- Research Project
Modelling tests of a mudslide in Upper Emmental
BFH researchers are analysing the impact of a mudslide in Upper Emmental using a realistic testing rig replicated on a scale of 1:30. The project seeks to develop measures to prevent a possible mudslide causing the nearby River Emme to burst its banks.
- Lead department Architecture, wood and civil engineering
- Institute Institute for Urban Development and Infrastructure
- Duration (planned) 30.11.2020 - 30.04.2021
- Project management Dr. Jolanda Jenzer Althaus
- Head of project Dr. Jolanda Jenzer Althaus
Gemeinde Schangnau, OIK IV
- Keywords Mudslide, Upper Emmental, river engineering, modelling
There have been two major mudslides in Upper Emmental since 2000. The damage caused has been manageable so far. The danger of mudslides is nevertheless particularly high during the warm, rainy summers. The Schangnau Flood Protection Agency wishes to be equipped to deal with a more severe mudslide in the event of bad weather in future which could cause the River Emme to burst its banks and lead to flooding.
Bern University of Applied Sciences is analysing how a mudslide in Upper Emmental might actually unfold. The aim is to develop measures to prevent the River Emme from bursting its banks in the event of a mudslide and to avoid flood damage to buildings and harm to people in the local area.
A model rig is being used to test the impact of a mudslide in Upper Emmental at BFH’s Burgdorf Tiergarten site. The area at risk in Emmental was measured by students. A model was then replicated on a scale of 1:30 (4.5 m wide, 10 m long and around 2.5 m high).
The first of around 30 tests in total began in mid-December 2020. A mudslide of sand, gravel and water was dropped into the model trench. Researchers observed the behaviour of the mudslide, where it broke through the trench, how much debris was deposited in the neighbouring wood and how much ended up in the River Emme.
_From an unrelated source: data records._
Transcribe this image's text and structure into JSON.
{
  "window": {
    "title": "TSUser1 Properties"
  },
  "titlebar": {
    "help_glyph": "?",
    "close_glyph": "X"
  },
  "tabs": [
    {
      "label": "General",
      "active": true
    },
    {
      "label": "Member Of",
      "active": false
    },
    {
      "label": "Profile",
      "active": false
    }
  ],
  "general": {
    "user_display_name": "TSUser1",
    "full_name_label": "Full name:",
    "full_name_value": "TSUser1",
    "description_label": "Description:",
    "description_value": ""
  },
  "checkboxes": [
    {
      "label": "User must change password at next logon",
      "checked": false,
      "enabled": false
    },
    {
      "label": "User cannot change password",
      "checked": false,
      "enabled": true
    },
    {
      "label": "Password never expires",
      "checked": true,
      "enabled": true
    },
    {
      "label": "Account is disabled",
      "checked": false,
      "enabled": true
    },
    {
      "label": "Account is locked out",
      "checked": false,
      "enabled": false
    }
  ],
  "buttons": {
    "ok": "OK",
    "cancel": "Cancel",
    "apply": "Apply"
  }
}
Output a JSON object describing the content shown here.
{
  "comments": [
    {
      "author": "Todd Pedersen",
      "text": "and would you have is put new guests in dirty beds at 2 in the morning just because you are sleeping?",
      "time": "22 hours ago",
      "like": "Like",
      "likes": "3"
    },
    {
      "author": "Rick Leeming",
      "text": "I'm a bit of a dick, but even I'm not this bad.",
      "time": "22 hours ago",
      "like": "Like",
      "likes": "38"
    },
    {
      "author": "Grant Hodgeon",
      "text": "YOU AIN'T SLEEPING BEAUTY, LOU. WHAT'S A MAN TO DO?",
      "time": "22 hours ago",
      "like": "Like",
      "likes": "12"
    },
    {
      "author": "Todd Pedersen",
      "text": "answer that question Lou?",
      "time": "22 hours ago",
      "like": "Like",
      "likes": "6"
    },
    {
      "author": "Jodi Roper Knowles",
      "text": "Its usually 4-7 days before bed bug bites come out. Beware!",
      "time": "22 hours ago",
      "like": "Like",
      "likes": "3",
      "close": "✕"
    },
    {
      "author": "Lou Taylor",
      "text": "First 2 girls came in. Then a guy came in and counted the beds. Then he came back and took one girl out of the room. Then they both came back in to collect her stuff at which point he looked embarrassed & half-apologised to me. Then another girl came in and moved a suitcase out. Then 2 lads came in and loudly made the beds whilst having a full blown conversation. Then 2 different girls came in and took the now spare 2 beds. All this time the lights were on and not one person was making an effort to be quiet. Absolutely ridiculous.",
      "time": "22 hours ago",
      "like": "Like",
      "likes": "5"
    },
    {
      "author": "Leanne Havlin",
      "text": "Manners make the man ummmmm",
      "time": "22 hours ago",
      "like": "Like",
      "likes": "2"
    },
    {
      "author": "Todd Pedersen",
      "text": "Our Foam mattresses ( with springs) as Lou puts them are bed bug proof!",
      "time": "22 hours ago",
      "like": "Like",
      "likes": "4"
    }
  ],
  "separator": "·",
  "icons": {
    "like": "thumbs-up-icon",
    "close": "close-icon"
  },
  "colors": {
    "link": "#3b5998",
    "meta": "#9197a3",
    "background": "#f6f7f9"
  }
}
The research team led by Dr Jolanda Jenzer Althaus are recording the results using laser measuring devices and high-speed cameras and are documenting their observations. Further tests aim to develop measures to prevent too much mudslide debris being deposited in the River Emme. If too much debris ends up on the riverbed, the River Emme could overflow, causing flood damage to buildings and harm to people in the local area.